## WORK REQUIRED
I'd like every record written out again, exactly as it is.

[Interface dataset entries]
_ _ _

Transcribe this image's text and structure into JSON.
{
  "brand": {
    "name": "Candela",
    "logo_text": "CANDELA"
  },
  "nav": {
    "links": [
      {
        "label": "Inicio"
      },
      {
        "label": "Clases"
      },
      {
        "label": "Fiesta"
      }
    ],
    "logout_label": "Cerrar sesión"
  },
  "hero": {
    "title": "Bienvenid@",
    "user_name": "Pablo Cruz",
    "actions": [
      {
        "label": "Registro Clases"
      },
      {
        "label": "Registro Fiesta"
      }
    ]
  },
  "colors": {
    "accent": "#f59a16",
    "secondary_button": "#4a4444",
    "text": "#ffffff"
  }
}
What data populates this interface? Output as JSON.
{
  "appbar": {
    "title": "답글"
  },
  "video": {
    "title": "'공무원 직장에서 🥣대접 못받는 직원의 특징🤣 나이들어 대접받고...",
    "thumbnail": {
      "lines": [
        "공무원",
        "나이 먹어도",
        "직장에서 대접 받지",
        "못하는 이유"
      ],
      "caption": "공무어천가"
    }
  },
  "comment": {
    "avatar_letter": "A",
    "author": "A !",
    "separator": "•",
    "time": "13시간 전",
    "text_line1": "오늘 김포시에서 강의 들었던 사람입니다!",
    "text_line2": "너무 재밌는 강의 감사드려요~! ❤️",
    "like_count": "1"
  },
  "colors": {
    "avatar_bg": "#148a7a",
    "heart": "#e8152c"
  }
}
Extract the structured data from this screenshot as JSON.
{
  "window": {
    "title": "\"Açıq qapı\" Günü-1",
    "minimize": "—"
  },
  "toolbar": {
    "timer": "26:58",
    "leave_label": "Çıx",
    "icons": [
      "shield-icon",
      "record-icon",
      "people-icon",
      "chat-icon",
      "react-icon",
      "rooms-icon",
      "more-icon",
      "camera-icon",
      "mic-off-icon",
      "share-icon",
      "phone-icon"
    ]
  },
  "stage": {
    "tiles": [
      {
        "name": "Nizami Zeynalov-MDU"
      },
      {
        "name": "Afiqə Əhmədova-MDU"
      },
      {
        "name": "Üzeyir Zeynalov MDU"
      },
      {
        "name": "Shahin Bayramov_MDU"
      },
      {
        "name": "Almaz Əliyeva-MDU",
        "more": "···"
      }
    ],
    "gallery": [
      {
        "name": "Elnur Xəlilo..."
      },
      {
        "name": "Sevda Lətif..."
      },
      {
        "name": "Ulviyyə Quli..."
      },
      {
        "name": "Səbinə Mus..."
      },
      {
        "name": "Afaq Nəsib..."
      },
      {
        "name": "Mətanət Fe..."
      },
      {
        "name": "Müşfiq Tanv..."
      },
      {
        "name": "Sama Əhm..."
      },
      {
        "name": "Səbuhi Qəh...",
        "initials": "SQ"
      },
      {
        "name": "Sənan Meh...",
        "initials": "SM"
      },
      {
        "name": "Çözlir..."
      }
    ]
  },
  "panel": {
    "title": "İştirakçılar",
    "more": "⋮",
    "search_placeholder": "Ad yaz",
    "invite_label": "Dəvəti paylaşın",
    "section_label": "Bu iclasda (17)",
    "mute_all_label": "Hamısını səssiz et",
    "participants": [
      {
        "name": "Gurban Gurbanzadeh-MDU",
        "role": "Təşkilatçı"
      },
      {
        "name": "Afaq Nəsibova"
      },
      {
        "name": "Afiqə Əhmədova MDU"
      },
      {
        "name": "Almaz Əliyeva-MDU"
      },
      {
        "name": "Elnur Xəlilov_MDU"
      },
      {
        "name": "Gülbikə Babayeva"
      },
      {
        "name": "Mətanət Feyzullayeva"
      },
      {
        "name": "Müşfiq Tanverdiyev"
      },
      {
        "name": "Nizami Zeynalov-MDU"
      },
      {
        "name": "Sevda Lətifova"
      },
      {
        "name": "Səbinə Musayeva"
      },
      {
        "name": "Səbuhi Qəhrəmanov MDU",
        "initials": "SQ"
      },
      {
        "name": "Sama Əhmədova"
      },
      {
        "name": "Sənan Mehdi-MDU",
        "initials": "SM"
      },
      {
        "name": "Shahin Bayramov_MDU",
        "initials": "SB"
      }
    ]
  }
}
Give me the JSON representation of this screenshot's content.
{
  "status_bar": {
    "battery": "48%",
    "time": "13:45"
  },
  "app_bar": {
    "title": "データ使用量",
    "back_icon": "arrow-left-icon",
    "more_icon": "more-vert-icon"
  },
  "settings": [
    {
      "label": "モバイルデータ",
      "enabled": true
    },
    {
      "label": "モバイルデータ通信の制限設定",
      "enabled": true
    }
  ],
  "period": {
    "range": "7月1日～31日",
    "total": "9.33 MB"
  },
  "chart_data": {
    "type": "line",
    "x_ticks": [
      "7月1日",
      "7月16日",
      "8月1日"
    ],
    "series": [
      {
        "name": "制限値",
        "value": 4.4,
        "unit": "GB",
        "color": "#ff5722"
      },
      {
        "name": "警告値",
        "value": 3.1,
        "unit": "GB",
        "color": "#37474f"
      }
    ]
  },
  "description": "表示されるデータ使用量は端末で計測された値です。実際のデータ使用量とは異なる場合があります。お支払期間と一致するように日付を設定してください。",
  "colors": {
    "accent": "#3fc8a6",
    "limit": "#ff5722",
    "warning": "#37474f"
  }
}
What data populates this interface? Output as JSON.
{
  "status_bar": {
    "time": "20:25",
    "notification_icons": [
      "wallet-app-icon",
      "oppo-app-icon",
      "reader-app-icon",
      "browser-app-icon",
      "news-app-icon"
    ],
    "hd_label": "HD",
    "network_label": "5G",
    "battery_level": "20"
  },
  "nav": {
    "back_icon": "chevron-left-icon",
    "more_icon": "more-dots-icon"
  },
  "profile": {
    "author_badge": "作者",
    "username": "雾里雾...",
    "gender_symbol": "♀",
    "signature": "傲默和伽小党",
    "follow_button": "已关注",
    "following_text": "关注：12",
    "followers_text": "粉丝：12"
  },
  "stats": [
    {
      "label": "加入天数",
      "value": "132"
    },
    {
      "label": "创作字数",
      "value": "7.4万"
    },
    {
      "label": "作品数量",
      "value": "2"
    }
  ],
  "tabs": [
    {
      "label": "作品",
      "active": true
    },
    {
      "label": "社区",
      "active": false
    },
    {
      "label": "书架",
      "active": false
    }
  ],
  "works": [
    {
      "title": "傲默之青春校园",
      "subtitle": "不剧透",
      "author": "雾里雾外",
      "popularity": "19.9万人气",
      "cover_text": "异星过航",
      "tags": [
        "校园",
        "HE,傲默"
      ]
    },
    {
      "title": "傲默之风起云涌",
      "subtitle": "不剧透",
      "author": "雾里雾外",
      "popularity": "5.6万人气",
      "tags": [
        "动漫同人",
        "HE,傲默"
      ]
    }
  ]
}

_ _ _

## PROBLEM SOLUTION
Transcribe this image's text and structure into JSON.
{
  "brand": {
    "name": "Candela",
    "logo_text": "CANDELA"
  },
  "nav": {
    "links": [
      {
        "label": "Inicio"
      },
      {
        "label": "Clases"
      },
      {
        "label": "Fiesta"
      }
    ],
    "logout_label": "Cerrar sesión"
  },
  "hero": {
    "title": "Bienvenid@",
    "user_name": "Pablo Cruz",
    "actions": [
      {
        "label": "Registro Clases"
      },
      {
        "label": "Registro Fiesta"
      }
    ]
  },
  "colors": {
    "accent": "#f59a16",
    "secondary_button": "#4a4444",
    "text": "#ffffff"
  }
}
What data populates this interface? Output as JSON.
{
  "appbar": {
    "title": "답글"
  },
  "video": {
    "title": "'공무원 직장에서 🥣대접 못받는 직원의 특징🤣 나이들어 대접받고...",
    "thumbnail": {
      "lines": [
        "공무원",
        "나이 먹어도",
        "직장에서 대접 받지",
        "못하는 이유"
      ],
      "caption": "공무어천가"
    }
  },
  "comment": {
    "avatar_letter": "A",
    "author": "A !",
    "separator": "•",
    "time": "13시간 전",
    "text_line1": "오늘 김포시에서 강의 들었던 사람입니다!",
    "text_line2": "너무 재밌는 강의 감사드려요~! ❤️",
    "like_count": "1"
  },
  "colors": {
    "avatar_bg": "#148a7a",
    "heart": "#e8152c"
  }
}
Extract the structured data from this screenshot as JSON.
{
  "window": {
    "title": "\"Açıq qapı\" Günü-1",
    "minimize": "—"
  },
  "toolbar": {
    "timer": "26:58",
    "leave_label": "Çıx",
    "icons": [
      "shield-icon",
      "record-icon",
      "people-icon",
      "chat-icon",
      "react-icon",
      "rooms-icon",
      "more-icon",
      "camera-icon",
      "mic-off-icon",
      "share-icon",
      "phone-icon"
    ]
  },
  "stage": {
    "tiles": [
      {
        "name": "Nizami Zeynalov-MDU"
      },
      {
        "name": "Afiqə Əhmədova-MDU"
      },
      {
        "name": "Üzeyir Zeynalov MDU"
      },
      {
        "name": "Shahin Bayramov_MDU"
      },
      {
        "name": "Almaz Əliyeva-MDU",
        "more": "···"
      }
    ],
    "gallery": [
      {
        "name": "Elnur Xəlilo..."
      },
      {
        "name": "Sevda Lətif..."
      },
      {
        "name": "Ulviyyə Quli..."
      },
      {
        "name": "Səbinə Mus..."
      },
      {
        "name": "Afaq Nəsib..."
      },
      {
        "name": "Mətanət Fe..."
      },
      {
        "name": "Müşfiq Tanv..."
      },
      {
        "name": "Sama Əhm..."
      },
      {
        "name": "Səbuhi Qəh...",
        "initials": "SQ"
      },
      {
        "name": "Sənan Meh...",
        "initials": "SM"
      },
      {
        "name": "Çözlir..."
      }
    ]
  },
  "panel": {
    "title": "İştirakçılar",
    "more": "⋮",
    "search_placeholder": "Ad yaz",
    "invite_label": "Dəvəti paylaşın",
    "section_label": "Bu iclasda (17)",
    "mute_all_label": "Hamısını səssiz et",
    "participants": [
      {
        "name": "Gurban Gurbanzadeh-MDU",
        "role": "Təşkilatçı"
      },
      {
        "name": "Afaq Nəsibova"
      },
      {
        "name": "Afiqə Əhmədova MDU"
      },
      {
        "name": "Almaz Əliyeva-MDU"
      },
      {
        "name": "Elnur Xəlilov_MDU"
      },
      {
        "name": "Gülbikə Babayeva"
      },
      {
        "name": "Mətanət Feyzullayeva"
      },
      {
        "name": "Müşfiq Tanverdiyev"
      },
      {
        "name": "Nizami Zeynalov-MDU"
      },
      {
        "name": "Sevda Lətifova"
      },
      {
        "name": "Səbinə Musayeva"
      },
      {
        "name": "Səbuhi Qəhrəmanov MDU",
        "initials": "SQ"
      },
      {
        "name": "Sama Əhmədova"
      },
      {
        "name": "Sənan Mehdi-MDU",
        "initials": "SM"
      },
      {
        "name": "Shahin Bayramov_MDU",
        "initials": "SB"
      }
    ]
  }
}
Give me the JSON representation of this screenshot's content.
{
  "status_bar": {
    "battery": "48%",
    "time": "13:45"
  },
  "app_bar": {
    "title": "データ使用量",
    "back_icon": "arrow-left-icon",
    "more_icon": "more-vert-icon"
  },
  "settings": [
    {
      "label": "モバイルデータ",
      "enabled": true
    },
    {
      "label": "モバイルデータ通信の制限設定",
      "enabled": true
    }
  ],
  "period": {
    "range": "7月1日～31日",
    "total": "9.33 MB"
  },
  "chart_data": {
    "type": "line",
    "x_ticks": [
      "7月1日",
      "7月16日",
      "8月1日"
    ],
    "series": [
      {
        "name": "制限値",
        "value": 4.4,
        "unit": "GB",
        "color": "#ff5722"
      },
      {
        "name": "警告値",
        "value": 3.1,
        "unit": "GB",
        "color": "#37474f"
      }
    ]
  },
  "description": "表示されるデータ使用量は端末で計測された値です。実際のデータ使用量とは異なる場合があります。お支払期間と一致するように日付を設定してください。",
  "colors": {
    "accent": "#3fc8a6",
    "limit": "#ff5722",
    "warning": "#37474f"
  }
}
What data populates this interface? Output as JSON.
{
  "status_bar": {
    "time": "20:25",
    "notification_icons": [
      "wallet-app-icon",
      "oppo-app-icon",
      "reader-app-icon",
      "browser-app-icon",
      "news-app-icon"
    ],
    "hd_label": "HD",
    "network_label": "5G",
    "battery_level": "20"
  },
  "nav": {
    "back_icon": "chevron-left-icon",
    "more_icon": "more-dots-icon"
  },
  "profile": {
    "author_badge": "作者",
    "username": "雾里雾...",
    "gender_symbol": "♀",
    "signature": "傲默和伽小党",
    "follow_button": "已关注",
    "following_text": "关注：12",
    "followers_text": "粉丝：12"
  },
  "stats": [
    {
      "label": "加入天数",
      "value": "132"
    },
    {
      "label": "创作字数",
      "value": "7.4万"
    },
    {
      "label": "作品数量",
      "value": "2"
    }
  ],
  "tabs": [
    {
      "label": "作品",
      "active": true
    },
    {
      "label": "社区",
      "active": false
    },
    {
      "label": "书架",
      "active": false
    }
  ],
  "works": [
    {
      "title": "傲默之青春校园",
      "subtitle": "不剧透",
      "author": "雾里雾外",
      "popularity": "19.9万人气",
      "cover_text": "异星过航",
      "tags": [
        "校园",
        "HE,傲默"
      ]
    },
    {
      "title": "傲默之风起云涌",
      "subtitle": "不剧透",
      "author": "雾里雾外",
      "popularity": "5.6万人气",
      "tags": [
        "动漫同人",
        "HE,傲默"
      ]
    }
  ]
}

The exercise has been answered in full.